This week, we had Basil Jones and Adrian Kohler of Handspring join us from Cape Town, South Africa. They gave us a tour of their workshop, before driving back to their home studio and answering questions from students about their making and creative practice.
Handspring is a puppet company that needs no introduction; they work both locally in South Africa, and internationally with some of the most heavy-weight companies and theatres across the globe. Currently, they are working on their final four ‘songs’ before retirement, so this was a great opportunity to see some secret designs and prototype glimpses of some hugely exciting puppet productions that will be on the world stage over the next few years.
A lot of Handspring’s work places animals in the centre of a piece of work (animal as animal, not as allegory) This arose out of their first few shows, and Basil and Adrien advocate this as the strongest statement in their own work. They do, of course, also make human forms, and we were lucky enough to see both animal and human puppets across the two studios.
The first of their final projects is a collaboration with Good Chance Theatre; who announced their plans to walk a 3.5m puppet representing a Syrian refugee child across Turkey, Greece, Italy, France, Switzerland, Germany, Belgium and the UK in 2021. Handspring are building the puppet, which has seen several iterations over the research and development period.
Photo Credit: Bethan Roos, www.walkwithamal.org
Basil and Adrian generously talked us through some of the challenges that they’ve experienced throughout their process so far, including limitations they’ve discovered from the stilt-walking element to the performance.

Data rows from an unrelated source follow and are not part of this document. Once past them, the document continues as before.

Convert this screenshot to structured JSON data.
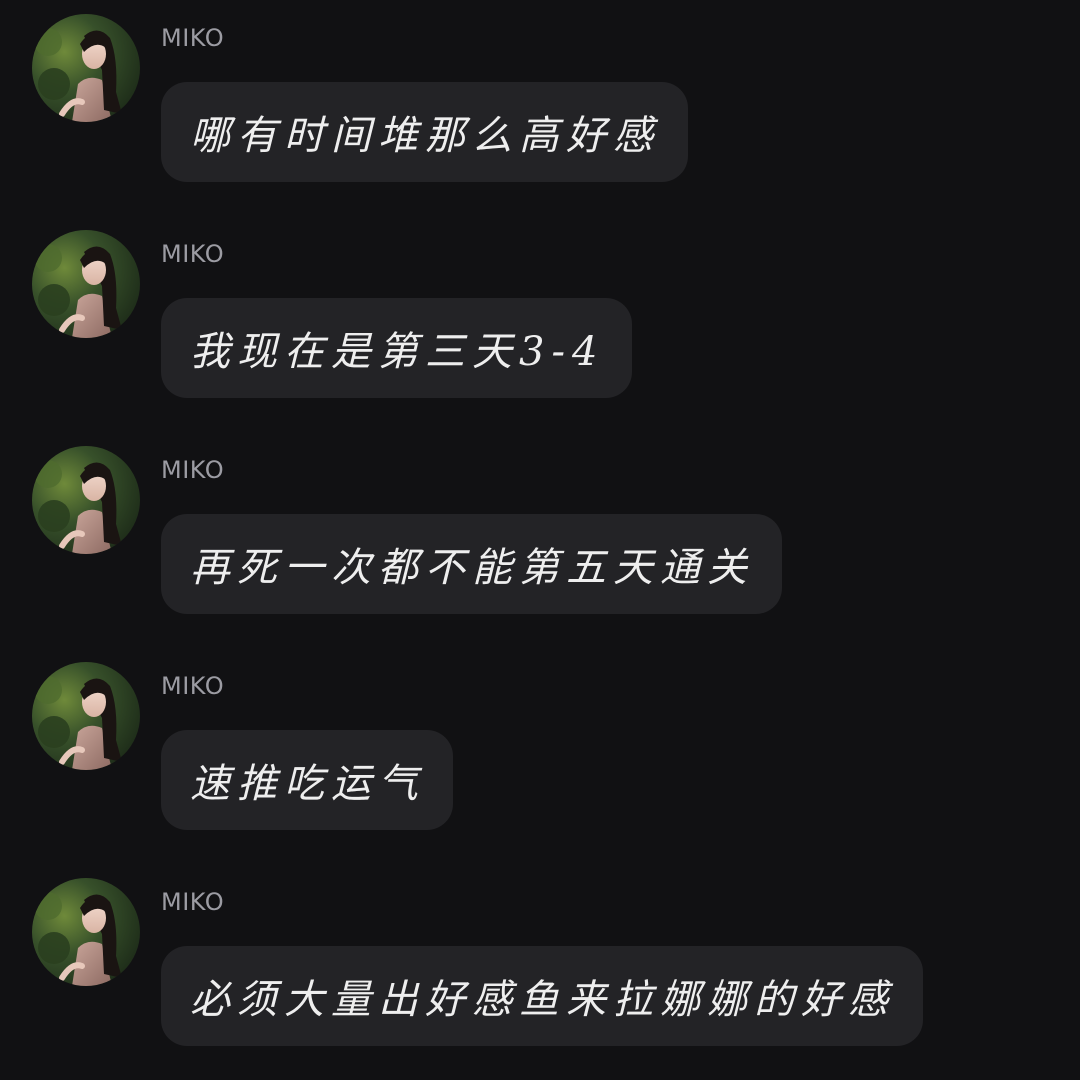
{
  "colors": {
    "background": "#111113",
    "bubble": "#232326",
    "sender_name": "#9c9ca3",
    "message_text": "#eeeeee"
  },
  "messages": [
    {
      "sender": "MIKO",
      "avatar_icon": "user-photo-avatar",
      "text": "哪有时间堆那么高好感"
    },
    {
      "sender": "MIKO",
      "avatar_icon": "user-photo-avatar",
      "text": "我现在是第三天3-4"
    },
    {
      "sender": "MIKO",
      "avatar_icon": "user-photo-avatar",
      "text": "再死一次都不能第五天通关"
    },
    {
      "sender": "MIKO",
      "avatar_icon": "user-photo-avatar",
      "text": "速推吃运气"
    },
    {
      "sender": "MIKO",
      "avatar_icon": "user-photo-avatar",
      "text": "必须大量出好感鱼来拉娜娜的好感"
    }
  ]
}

Whilst showing us around the workshop, they also talked about how and why they work with puppets, and how politics continue to drive their practice. As a politically-orientated company, they try not to take funding from South Africa to both protect their independence, and also because they feel they should check their privilege as white males in a historically divided country. Instead, they take on projects internationally, where higher commissioning prices allows viability for the company back in South Africa.
One of the most exciting parts of the tour was being able to see early design sketches next to final pieces, such as the finished puppets for The Life and Times of Michael K (a collaboration with The Düsseldorfer Schauspielhaus, Theater der Welt, The Baxter Theatre and Handspring Puppet Company) which will premiere in 2021. We can’t share them here (yet!), but it was great to see the intricacy in the initial drawings and how they were eventually actualised.

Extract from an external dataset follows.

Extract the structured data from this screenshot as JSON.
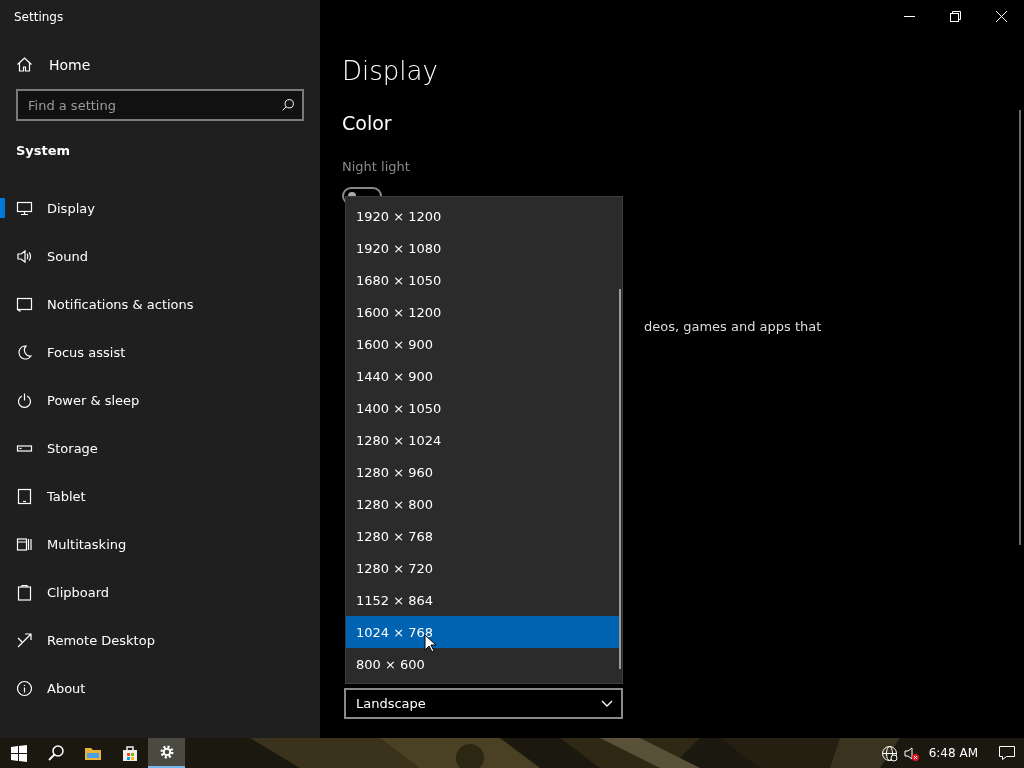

Our Still Curious Tuesdays sessions are enabled thanks to the generous support of Arts Council England.